In other matters:

• Jeff Wilson, president and chief investment officer at Trinity Investments, pitched to invest the city’s bond money for maximum returns.

• Heard a plea from James Berry, who represents a committee of rodeo enthusiasts in the area, to be allowed to ride their horses in parades around town.

Berry said the group was not allowed to participate in the town’s Christmas parade.

“When I was a little boy, I would wait until the end of the parade to see the horses. We were told before the last parade that we wouldn’t be able to participate,” said Berry.

Berry said he would be willing to have someone ride an ATV behind the horses in the parade and clean up any mess they leave behind.

“I know these men and they are real cowboys. They’re bringing business to Adams County,” said Billie Joe Frazier, ward 2 alderman. “I’m saying that as a board we need to work with them to make it possible for them to be in parades again.”

Berry brought copies of regulations and ordinances other cities use to control horses in their parades.

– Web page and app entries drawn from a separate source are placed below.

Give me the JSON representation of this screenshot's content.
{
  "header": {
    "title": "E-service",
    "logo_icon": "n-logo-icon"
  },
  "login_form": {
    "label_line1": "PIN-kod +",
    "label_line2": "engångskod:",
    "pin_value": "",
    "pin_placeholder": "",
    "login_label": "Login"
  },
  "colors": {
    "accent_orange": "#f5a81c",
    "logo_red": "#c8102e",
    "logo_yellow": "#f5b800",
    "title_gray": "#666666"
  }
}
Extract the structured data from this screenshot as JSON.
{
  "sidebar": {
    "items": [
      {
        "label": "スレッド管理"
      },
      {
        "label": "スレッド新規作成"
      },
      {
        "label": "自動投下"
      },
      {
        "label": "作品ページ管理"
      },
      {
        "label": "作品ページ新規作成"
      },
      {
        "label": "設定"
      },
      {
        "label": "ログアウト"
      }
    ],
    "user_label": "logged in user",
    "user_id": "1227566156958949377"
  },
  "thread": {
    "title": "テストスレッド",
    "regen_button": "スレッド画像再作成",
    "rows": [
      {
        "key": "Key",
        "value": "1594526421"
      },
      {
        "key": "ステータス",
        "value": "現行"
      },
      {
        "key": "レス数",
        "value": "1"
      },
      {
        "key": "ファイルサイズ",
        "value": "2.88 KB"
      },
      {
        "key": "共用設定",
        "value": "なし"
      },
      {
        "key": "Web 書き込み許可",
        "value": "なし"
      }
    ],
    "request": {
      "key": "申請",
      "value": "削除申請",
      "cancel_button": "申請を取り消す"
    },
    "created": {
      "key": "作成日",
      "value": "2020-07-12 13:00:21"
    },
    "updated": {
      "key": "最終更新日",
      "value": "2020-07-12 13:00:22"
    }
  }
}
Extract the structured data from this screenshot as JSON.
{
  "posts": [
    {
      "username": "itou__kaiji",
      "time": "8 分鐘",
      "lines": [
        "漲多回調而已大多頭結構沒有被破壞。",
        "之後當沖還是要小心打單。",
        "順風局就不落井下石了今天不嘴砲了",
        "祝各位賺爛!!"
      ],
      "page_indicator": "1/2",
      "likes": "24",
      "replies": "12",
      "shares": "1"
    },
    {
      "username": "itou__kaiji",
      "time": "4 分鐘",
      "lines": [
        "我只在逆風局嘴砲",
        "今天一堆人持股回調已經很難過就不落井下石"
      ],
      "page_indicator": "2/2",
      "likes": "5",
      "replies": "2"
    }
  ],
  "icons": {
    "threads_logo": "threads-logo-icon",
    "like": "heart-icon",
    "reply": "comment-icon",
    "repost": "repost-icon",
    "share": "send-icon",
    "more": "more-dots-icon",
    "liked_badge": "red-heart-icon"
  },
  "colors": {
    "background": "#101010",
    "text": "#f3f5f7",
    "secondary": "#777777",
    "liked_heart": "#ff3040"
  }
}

City attorney Callaway agreed to study the matter and report to aldermen.